Canonical URLs are URLs that are considered to be authentic and authoritative for a given resource. The word derives from the word canon, which describes law and genuineness. The problem with many blog platforms is that the same content often appears in different places on a site, with exactly the same presentation but an entirely different URL.
An example of this problem would be if I set up a site with the domain example.com. When I type http://example.com into the browser address bar, it displays the same content as if I typed in http://www.example.com. Web servers handle URLs as parts. The first part, http://, is the protocol that is going to be used. Everyone who surfs the Web on a regular basis is familiar with the http:// protocol. It tells the server that the browser is requesting a page over the normal Hypertext Transfer Protocol (HTTP).
While it’s far less likely, you can also see URLs with an ftp:// or even a file:// protocol. The second part of the URL is the domain and while, generally speaking, the domain by itself will be exactly the same as if you added www, it is not necessarily the same. Server configurations could point www.example.com to a completely different Web site than example.com.
Because of this technicality, the search engines cannot assume that the two are the same. Google and the other search engines have spent a tremendous amount of time and resources trying to ascertain authority of Web sites, Web pages, and content. To that end, content that is found in multiple places (for example, URLs with www as well as those without it) is treated as duplicate content and the version found to be non-authoritative is penalized.
Site owners run the risk of being penalized by Google if their sites are considered spam (a verdict that is rare for most bloggers but exists nonetheless). Canonical URLs redirects were added to WordPress in version 2.3 to help alleviate this problem. The added functionality has been hailed by Matt Cutts, the head of Webspam (the guy to shape the quality of search results and filtering spam from the Google index) as eliminating the problem of duplicate content as much as possible. WordPress tries to eliminate all the potential duplicate content areas by consolidating content to a single URL.

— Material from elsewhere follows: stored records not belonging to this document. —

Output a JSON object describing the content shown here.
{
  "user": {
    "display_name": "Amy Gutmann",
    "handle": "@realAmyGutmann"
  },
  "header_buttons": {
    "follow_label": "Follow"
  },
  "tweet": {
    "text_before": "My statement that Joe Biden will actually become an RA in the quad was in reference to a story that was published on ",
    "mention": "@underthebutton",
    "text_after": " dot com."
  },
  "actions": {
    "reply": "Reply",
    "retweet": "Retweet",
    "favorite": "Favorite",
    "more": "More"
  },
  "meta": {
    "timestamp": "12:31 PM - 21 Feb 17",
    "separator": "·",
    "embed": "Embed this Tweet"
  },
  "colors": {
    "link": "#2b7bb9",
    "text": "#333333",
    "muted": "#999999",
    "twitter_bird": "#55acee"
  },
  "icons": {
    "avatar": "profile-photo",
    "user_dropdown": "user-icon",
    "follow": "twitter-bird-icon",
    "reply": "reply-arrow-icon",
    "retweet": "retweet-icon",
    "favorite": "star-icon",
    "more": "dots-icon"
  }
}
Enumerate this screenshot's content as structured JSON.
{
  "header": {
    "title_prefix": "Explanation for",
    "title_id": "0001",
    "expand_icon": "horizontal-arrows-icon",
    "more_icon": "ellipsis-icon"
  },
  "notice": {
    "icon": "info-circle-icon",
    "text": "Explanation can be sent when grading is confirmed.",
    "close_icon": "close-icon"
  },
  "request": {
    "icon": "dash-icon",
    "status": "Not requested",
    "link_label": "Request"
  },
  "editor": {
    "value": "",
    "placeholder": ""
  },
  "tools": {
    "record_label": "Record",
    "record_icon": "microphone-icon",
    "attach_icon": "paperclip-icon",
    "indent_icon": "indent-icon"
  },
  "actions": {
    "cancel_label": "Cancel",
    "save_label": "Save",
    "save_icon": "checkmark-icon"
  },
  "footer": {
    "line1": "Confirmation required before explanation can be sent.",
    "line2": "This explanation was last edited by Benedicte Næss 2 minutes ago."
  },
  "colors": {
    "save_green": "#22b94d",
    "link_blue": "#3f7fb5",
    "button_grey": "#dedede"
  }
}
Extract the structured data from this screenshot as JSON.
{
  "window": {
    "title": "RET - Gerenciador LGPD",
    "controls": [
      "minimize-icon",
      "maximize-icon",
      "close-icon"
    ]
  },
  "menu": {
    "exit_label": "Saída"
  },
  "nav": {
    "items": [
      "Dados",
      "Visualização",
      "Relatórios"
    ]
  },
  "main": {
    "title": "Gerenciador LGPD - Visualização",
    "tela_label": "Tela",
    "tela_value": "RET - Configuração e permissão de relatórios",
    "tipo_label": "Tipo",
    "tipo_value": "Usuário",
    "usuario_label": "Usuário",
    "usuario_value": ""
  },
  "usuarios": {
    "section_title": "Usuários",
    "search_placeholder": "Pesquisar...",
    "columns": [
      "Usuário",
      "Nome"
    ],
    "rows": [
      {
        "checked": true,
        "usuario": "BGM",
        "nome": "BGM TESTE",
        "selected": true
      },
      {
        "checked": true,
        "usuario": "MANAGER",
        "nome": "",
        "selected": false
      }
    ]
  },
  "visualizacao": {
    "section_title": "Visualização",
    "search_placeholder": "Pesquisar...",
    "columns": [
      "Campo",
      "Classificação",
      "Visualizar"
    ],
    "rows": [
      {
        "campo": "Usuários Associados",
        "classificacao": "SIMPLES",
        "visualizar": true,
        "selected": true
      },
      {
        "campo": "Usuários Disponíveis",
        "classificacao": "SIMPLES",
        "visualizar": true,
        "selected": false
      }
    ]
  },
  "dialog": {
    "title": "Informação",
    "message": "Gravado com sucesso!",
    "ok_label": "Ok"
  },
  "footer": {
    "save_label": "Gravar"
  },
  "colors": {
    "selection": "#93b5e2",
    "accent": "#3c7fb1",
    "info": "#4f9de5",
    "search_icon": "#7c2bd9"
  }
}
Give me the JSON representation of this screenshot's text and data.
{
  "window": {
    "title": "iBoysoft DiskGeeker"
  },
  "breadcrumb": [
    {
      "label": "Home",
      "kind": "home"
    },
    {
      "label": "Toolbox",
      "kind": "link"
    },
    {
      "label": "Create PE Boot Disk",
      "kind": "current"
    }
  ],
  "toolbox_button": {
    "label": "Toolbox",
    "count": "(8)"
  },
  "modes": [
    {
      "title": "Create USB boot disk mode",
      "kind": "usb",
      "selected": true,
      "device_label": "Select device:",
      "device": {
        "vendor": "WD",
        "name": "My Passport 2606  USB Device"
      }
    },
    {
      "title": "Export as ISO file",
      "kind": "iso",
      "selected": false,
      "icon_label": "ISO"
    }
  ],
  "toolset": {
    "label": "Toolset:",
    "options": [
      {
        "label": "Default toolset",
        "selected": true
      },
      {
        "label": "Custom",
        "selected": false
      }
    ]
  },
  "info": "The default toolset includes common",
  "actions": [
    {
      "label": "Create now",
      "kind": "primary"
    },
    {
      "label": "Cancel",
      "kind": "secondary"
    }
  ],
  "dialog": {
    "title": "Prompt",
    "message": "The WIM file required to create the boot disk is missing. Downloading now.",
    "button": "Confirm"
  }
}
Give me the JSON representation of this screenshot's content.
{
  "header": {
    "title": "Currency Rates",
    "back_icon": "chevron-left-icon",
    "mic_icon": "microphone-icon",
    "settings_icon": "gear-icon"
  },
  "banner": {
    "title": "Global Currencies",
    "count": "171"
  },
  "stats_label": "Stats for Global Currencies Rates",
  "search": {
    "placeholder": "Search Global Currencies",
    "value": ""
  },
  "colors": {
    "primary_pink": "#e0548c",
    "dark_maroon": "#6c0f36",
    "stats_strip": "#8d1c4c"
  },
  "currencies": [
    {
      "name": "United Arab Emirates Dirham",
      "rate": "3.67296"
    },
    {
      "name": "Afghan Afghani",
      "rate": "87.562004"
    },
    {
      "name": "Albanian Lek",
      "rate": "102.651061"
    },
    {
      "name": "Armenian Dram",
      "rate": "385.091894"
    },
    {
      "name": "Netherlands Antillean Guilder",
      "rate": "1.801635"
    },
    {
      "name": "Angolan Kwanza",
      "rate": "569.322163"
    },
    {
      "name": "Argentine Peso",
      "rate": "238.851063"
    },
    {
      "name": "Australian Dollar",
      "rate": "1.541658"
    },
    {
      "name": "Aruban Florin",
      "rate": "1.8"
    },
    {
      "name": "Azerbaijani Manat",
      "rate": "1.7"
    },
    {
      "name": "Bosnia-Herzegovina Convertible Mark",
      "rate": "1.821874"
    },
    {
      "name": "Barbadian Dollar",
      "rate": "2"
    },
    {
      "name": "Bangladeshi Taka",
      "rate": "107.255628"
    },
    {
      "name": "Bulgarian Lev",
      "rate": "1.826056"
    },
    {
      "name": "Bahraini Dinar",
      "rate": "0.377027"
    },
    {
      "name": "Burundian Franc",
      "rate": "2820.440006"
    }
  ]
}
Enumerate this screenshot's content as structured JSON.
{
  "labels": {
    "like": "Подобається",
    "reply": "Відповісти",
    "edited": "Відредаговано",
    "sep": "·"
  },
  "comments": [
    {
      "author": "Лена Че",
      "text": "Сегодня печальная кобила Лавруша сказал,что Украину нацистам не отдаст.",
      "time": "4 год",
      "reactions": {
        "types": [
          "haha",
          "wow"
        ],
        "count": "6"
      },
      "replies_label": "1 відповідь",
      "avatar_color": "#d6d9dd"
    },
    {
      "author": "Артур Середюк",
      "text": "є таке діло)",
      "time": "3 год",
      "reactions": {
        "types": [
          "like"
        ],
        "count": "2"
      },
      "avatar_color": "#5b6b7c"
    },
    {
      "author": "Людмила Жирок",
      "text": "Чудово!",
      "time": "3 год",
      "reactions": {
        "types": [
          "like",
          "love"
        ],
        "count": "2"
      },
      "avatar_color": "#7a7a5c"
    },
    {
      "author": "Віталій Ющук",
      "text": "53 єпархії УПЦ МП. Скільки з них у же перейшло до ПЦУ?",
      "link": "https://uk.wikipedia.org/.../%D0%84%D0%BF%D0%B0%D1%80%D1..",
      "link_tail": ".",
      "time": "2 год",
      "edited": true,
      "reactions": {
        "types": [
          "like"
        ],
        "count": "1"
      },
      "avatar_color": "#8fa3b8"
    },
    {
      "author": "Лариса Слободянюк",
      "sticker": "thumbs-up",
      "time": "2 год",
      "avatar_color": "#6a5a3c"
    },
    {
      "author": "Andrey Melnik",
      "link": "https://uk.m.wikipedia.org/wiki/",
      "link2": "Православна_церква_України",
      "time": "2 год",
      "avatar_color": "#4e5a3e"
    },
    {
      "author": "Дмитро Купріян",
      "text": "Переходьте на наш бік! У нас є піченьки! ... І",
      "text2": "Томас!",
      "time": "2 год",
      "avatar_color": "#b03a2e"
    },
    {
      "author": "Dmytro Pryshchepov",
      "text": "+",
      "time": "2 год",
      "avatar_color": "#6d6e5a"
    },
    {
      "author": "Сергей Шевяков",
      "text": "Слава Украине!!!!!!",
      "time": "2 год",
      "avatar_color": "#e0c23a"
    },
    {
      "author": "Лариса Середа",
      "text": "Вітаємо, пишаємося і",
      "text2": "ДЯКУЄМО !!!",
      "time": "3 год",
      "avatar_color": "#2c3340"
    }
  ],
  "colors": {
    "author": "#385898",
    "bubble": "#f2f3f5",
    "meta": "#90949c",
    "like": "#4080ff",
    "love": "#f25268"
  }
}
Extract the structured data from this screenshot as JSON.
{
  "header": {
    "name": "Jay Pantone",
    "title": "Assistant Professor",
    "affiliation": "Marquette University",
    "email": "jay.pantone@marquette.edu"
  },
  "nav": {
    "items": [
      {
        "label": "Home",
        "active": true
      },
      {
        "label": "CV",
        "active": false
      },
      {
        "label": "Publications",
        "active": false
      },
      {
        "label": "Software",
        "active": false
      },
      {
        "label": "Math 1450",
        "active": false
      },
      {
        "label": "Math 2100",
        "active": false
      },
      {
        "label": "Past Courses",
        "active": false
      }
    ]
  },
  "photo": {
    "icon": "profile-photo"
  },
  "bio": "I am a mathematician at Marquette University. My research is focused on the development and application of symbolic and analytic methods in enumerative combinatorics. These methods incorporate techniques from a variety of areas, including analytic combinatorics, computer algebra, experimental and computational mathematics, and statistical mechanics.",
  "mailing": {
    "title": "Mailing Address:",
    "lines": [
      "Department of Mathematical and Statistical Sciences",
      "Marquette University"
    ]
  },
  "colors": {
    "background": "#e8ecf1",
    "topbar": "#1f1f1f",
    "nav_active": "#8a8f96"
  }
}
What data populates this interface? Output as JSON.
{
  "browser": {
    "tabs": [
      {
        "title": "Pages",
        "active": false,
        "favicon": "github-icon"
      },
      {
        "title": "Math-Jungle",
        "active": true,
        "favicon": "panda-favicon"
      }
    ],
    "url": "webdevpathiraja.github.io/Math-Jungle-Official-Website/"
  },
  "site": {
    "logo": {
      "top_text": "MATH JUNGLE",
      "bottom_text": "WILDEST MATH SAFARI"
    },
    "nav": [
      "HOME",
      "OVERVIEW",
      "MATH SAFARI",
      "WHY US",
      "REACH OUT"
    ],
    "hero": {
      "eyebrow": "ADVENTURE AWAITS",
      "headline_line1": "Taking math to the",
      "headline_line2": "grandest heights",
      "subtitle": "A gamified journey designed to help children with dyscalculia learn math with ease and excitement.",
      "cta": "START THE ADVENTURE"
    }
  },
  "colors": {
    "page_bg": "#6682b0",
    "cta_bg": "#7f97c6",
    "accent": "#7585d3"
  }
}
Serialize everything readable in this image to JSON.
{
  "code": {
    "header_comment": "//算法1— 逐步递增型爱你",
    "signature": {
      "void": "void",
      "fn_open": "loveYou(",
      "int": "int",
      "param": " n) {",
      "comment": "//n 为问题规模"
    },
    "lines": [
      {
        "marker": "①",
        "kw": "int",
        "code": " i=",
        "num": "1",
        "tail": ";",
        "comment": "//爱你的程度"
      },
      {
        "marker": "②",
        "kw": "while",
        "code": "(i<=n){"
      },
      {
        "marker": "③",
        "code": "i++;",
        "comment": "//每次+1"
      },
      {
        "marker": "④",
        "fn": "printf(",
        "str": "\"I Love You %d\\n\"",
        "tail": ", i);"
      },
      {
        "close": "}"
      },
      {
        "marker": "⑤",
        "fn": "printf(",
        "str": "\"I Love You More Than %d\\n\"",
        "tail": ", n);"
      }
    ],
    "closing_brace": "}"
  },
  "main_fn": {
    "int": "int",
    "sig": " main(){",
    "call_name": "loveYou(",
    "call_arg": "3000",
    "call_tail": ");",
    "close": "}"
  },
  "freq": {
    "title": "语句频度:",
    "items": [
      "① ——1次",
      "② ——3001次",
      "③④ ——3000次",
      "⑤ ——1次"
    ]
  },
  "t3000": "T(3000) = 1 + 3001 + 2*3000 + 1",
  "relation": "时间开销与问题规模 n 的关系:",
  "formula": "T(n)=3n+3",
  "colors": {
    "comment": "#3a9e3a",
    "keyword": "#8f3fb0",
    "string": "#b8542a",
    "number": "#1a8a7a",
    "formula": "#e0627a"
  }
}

Using the WordPress Address and Blog Address settings defined in General Settings in conjunction with the settings defined in Permalink Settings, WordPress redirects traffic to any potentially legitimate location to the proper one. Depending on your preference, you might want to set your Blog Address setting to use the www or the non-www version of the domain. Both are equally fine, so it is merely a personal choice. However, if you already have an existing site that has been indexed by the search engines, you can use some tactics to figure out which one is best for you.